• **WHAT NEEDS TO BE DONE**: Below are the data; count the lines with the string "method" in them and give that number only.

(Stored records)
::::

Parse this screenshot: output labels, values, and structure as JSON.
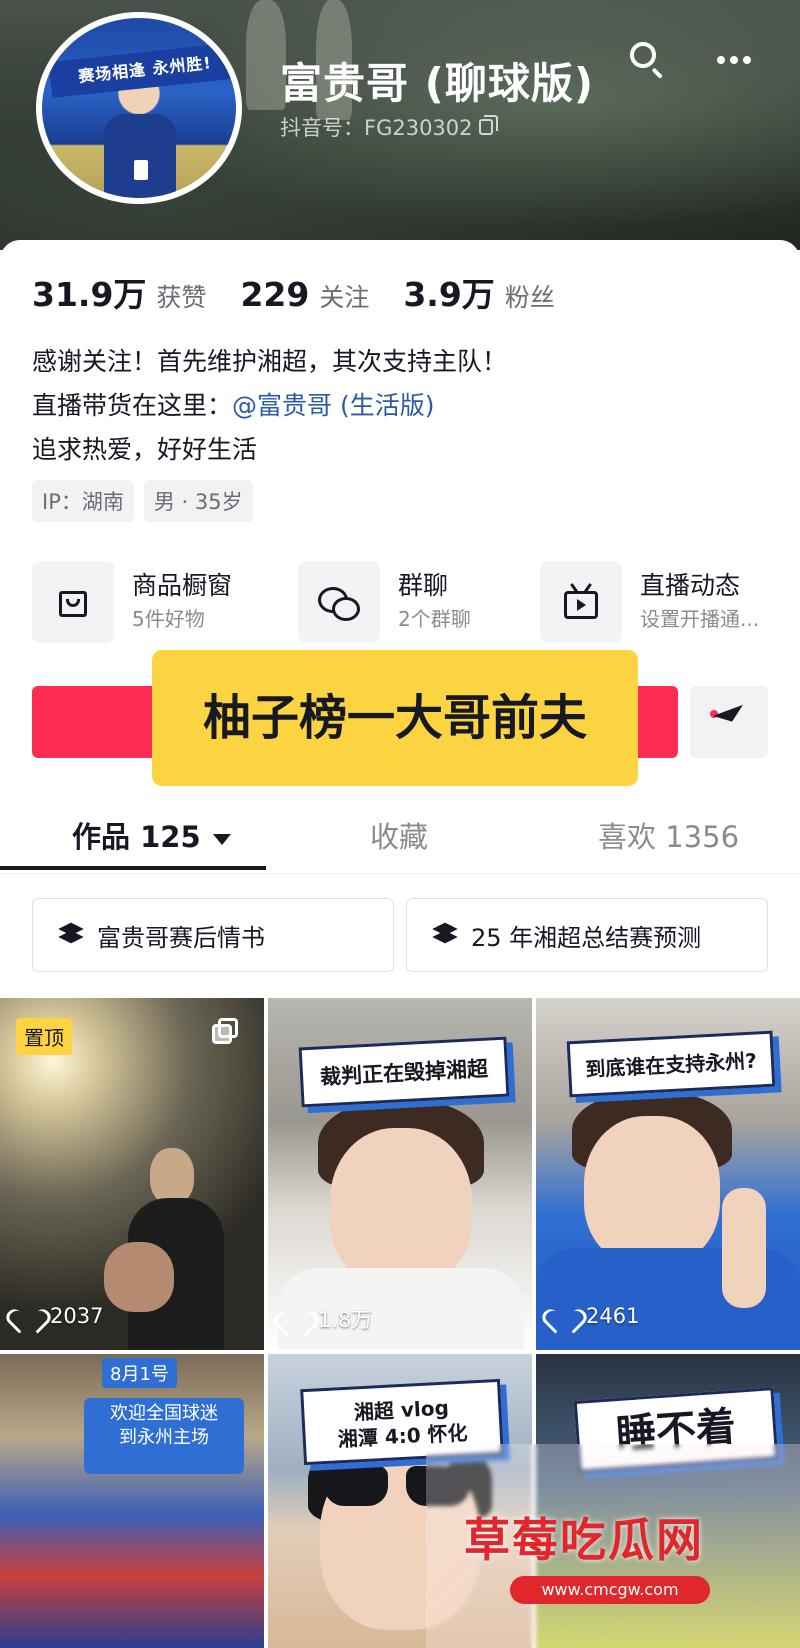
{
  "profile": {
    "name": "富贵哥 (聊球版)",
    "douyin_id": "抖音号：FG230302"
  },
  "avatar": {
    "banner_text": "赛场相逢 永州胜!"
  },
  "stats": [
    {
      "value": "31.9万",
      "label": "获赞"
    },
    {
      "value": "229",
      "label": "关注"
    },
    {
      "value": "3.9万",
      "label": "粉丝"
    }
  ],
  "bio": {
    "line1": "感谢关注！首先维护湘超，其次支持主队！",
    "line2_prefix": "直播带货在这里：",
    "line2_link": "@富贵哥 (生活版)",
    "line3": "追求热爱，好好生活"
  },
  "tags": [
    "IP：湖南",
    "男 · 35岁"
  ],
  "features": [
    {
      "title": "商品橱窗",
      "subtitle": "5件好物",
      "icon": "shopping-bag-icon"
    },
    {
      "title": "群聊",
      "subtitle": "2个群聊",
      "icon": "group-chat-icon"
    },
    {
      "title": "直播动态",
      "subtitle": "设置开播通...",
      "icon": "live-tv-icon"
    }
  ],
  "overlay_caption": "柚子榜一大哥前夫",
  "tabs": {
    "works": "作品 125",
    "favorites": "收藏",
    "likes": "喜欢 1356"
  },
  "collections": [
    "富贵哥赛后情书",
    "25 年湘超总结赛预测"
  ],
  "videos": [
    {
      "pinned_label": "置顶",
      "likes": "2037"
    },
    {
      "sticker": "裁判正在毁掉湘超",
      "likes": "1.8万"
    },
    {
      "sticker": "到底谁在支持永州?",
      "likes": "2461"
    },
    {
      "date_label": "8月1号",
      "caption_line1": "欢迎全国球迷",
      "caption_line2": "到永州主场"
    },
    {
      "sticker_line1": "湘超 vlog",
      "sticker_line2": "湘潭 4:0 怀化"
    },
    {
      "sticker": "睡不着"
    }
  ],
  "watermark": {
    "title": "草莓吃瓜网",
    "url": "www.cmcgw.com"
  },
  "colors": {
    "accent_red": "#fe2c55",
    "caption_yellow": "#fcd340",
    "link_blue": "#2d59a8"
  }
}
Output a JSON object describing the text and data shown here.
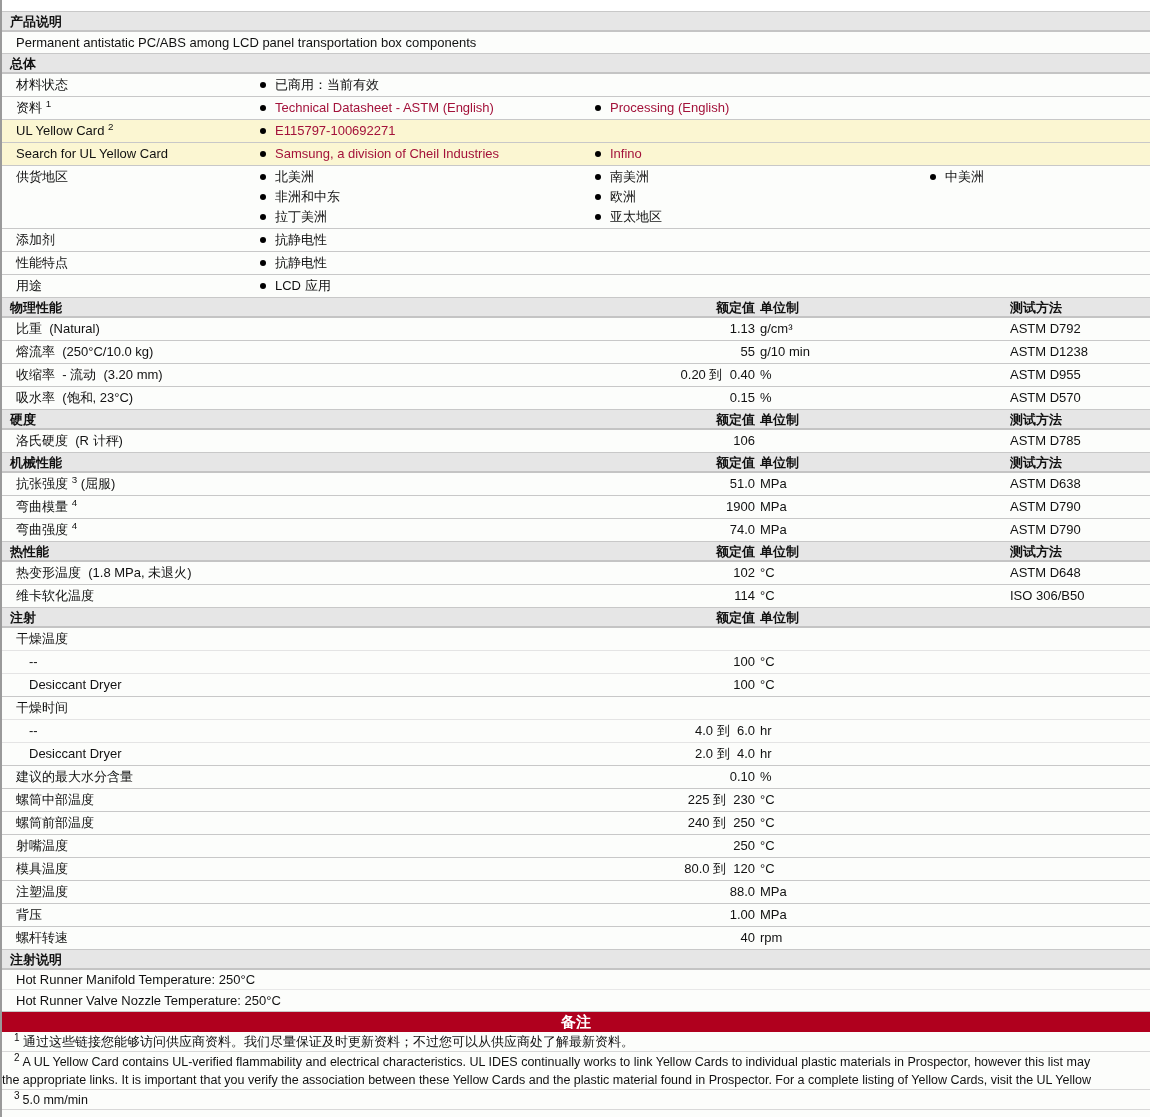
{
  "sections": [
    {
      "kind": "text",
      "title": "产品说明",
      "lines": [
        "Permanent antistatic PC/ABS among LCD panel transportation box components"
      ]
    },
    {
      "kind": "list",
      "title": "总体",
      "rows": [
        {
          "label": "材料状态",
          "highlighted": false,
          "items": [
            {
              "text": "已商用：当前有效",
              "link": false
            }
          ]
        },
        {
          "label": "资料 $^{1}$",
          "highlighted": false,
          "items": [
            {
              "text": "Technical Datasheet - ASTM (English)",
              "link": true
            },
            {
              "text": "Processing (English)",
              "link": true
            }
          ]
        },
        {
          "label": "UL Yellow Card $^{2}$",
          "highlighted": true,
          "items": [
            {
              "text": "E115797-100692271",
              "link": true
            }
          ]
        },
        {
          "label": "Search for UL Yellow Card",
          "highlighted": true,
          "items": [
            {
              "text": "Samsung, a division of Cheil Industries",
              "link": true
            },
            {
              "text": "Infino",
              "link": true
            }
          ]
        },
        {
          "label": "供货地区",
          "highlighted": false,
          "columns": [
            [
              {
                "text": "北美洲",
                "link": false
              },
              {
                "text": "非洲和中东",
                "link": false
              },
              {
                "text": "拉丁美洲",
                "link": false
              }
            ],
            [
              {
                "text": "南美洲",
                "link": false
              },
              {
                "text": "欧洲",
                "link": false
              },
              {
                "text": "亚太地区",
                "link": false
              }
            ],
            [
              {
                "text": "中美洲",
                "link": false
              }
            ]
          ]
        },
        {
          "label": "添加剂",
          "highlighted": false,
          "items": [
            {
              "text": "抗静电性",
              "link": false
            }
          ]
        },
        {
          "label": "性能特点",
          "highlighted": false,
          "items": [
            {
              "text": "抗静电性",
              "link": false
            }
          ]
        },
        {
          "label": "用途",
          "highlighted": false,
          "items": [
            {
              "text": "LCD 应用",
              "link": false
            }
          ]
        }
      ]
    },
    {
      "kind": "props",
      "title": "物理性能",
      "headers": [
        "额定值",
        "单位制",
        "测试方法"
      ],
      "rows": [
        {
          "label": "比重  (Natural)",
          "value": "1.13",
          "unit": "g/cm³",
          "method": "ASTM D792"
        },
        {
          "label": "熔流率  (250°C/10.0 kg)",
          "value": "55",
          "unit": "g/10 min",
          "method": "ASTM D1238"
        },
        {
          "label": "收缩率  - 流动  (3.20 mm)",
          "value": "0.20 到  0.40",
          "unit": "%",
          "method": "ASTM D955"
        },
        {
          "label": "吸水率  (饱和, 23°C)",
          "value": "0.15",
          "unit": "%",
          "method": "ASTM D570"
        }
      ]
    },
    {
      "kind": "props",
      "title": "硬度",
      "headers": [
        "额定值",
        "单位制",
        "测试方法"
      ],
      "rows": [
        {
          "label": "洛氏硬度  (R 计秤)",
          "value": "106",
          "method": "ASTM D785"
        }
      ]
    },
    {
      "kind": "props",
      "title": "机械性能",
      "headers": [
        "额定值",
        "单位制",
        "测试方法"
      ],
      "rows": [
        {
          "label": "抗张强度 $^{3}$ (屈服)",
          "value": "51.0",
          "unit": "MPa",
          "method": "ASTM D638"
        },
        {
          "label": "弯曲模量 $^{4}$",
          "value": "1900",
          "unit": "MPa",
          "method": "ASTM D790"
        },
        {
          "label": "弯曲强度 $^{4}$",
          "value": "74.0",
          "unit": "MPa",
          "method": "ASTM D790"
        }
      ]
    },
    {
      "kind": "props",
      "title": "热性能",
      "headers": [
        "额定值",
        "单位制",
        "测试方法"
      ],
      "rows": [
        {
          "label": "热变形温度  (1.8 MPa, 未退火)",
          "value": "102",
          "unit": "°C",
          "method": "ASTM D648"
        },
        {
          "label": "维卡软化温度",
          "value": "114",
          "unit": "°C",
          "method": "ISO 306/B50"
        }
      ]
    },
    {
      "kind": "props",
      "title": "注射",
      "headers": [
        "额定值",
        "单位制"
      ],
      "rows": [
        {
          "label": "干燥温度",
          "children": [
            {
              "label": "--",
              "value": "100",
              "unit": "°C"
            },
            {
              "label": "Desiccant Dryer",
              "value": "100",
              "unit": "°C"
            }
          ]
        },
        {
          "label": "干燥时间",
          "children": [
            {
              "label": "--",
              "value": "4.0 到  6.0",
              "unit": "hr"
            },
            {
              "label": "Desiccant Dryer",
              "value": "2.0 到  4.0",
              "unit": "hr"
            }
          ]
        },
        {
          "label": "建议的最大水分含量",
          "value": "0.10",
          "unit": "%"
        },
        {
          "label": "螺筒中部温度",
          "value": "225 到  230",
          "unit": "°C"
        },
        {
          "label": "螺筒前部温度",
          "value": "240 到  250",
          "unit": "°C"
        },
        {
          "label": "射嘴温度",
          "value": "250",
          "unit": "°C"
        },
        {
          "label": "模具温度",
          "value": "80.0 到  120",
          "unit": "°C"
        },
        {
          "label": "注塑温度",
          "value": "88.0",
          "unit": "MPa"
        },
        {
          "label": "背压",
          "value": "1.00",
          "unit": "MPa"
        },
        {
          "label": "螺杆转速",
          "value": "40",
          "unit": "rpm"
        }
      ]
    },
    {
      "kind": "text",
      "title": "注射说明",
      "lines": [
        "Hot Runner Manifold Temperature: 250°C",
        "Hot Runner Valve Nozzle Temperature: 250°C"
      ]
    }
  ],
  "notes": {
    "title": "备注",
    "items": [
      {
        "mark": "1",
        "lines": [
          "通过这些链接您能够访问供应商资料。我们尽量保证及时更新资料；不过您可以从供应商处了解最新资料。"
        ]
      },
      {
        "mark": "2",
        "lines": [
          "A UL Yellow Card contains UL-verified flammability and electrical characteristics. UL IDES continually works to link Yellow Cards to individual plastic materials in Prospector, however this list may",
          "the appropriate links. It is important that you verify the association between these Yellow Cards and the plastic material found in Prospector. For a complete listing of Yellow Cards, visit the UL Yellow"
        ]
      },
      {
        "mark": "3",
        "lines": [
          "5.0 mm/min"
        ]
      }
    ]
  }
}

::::

• **SOLUTION**: 10